I recently had a conversation with my grandmother about dreams. We talked about how sometimes they evolve as we mature, or even fade away to be replaced by new ones. I once dreamed of becoming a professional actress (I even started out as a theater major), but anyone who had seen me as a child with my nose constantly in a book wouldn’t be surprised to learn my dream had changed and I ended up as a writer/editor.
What is true of most dreams is that, for them to become reality, they require hard work. For me that meant going back to get my master’s. Luckily, I received a teaching assistantship and had access to student loans to make my educational dreams a reality. But these resources aren’t always available in places where Unbound works, and even with an Unbound sponsorship, once a student reaches upper levels of education the cost may be more than she can afford.
That was the reality Transita, 26, in Guatemala faced when she graduated high school in 2013. She’s been sponsored since 2003, but the many expenses that go along with college were simply more than the sponsorship could help with.
By Regina Mburu, Unbound communications liaison for Africa
Former sponsored member George cooks a chapatti at his roadside food kiosk in Kenya.

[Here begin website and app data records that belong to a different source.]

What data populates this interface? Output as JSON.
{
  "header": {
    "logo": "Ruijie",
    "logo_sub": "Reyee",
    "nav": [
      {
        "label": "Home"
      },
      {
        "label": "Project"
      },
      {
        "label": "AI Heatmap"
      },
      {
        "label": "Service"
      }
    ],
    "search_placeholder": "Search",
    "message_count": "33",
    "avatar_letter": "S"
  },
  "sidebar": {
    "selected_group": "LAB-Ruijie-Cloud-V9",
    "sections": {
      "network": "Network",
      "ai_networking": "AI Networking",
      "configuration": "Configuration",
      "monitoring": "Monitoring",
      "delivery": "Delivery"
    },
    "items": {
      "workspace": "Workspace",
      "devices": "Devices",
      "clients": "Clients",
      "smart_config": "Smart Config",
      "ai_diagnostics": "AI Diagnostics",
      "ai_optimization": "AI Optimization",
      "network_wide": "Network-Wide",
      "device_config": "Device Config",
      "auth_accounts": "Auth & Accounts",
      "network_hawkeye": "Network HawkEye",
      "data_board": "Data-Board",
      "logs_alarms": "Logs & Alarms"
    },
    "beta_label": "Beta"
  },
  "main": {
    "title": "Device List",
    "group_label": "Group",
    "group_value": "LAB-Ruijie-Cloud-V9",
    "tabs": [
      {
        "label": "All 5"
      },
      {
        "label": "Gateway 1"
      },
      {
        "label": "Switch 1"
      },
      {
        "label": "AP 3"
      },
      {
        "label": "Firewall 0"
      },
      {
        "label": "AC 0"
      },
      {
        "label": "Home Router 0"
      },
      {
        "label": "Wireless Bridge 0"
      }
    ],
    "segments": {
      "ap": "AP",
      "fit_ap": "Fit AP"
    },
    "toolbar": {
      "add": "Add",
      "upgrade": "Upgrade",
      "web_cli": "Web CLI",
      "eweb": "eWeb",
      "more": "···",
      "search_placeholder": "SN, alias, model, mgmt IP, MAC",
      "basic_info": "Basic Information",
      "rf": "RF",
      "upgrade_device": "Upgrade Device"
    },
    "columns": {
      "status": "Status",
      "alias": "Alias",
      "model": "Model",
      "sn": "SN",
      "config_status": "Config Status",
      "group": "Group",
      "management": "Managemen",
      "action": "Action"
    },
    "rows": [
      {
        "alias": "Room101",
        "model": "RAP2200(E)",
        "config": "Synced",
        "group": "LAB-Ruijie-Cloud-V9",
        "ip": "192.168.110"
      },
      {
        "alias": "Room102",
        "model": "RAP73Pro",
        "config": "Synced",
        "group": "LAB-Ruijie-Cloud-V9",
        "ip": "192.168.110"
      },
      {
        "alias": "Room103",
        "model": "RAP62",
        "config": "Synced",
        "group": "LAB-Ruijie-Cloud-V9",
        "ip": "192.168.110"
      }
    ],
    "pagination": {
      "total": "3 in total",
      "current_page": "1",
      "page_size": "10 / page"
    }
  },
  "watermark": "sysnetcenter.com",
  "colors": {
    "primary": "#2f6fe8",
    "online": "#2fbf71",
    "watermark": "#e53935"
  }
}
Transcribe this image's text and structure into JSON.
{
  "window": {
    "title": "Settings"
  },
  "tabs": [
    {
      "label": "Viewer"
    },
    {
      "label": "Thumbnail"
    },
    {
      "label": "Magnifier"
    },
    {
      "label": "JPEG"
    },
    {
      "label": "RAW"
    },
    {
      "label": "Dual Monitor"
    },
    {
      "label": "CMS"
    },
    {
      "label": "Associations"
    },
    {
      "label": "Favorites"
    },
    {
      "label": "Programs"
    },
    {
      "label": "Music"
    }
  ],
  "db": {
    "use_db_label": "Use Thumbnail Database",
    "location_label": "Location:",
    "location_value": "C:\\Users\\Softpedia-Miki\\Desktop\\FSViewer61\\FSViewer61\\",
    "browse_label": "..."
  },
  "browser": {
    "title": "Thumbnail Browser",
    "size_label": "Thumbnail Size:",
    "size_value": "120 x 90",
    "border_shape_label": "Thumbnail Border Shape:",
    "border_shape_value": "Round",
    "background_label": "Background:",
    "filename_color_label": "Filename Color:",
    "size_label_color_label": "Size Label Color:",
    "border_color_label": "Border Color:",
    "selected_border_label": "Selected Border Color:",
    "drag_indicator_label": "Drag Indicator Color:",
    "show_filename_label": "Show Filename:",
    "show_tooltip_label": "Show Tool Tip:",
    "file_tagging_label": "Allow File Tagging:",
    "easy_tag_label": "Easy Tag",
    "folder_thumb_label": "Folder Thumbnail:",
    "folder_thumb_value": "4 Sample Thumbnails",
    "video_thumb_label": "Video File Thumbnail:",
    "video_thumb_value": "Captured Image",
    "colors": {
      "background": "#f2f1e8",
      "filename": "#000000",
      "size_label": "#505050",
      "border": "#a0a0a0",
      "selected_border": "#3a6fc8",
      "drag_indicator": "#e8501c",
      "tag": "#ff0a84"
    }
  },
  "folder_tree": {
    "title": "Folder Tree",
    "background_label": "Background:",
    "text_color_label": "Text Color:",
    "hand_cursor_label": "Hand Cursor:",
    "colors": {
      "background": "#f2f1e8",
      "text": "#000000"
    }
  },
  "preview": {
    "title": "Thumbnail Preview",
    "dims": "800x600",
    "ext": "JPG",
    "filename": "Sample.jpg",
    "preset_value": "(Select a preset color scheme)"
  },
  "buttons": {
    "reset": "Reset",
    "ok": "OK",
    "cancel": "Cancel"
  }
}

With a smile on his face, George kneads and rolls the dough on a wooden table at his roadside food kiosk in Kenya. The cars tooting their horns, the speeding motorbikes and the pedestrians are not a distraction to him; in fact, the commuters and passersby are his clients. Every few minutes, someone walks up to him and buys a chapatti or mandazi, which are both snacks made of wheat flour.
The 23-year-old, toiling away at his makeshift stand, said, “This is not what I dreamt of doing, but my mistakes growing up led me here. I do not regret, though, because I am proud of what I have become.”
By Paco Wertin, church relations director for Unbound
Bob Hentzen entertains a group of children on a January 2013 awareness trip to Guatemala.
It’s been a while now, Roberto, since you’ve been gone, and every time your birthday comes up, we remember you and give thanks for the gift you were and continue to be for us all here at Unbound.
This sentiment echoes in my heart as March 29 approaches.
Bob Hentzen, co-founder of Unbound, was our teacher. It was in his bones. He joined the Christian Brothers and taught school in the United States, in Guatemala and in Colombia. Then something profound happened. Bob fell in love with the people he served and became their student, learning from them and opening his heart to the power of their love.
By Paco Wertin, church relations director for Unbound It’s been a while now, Roberto, since you’ve been gone, and every time your birthday comes up, we remember you and give thanks for the gift you were and continue to be for us all here at Unbound. This sentiment echoes in my heart as March 29 approaches. Bob Hentzen, co-founder of […]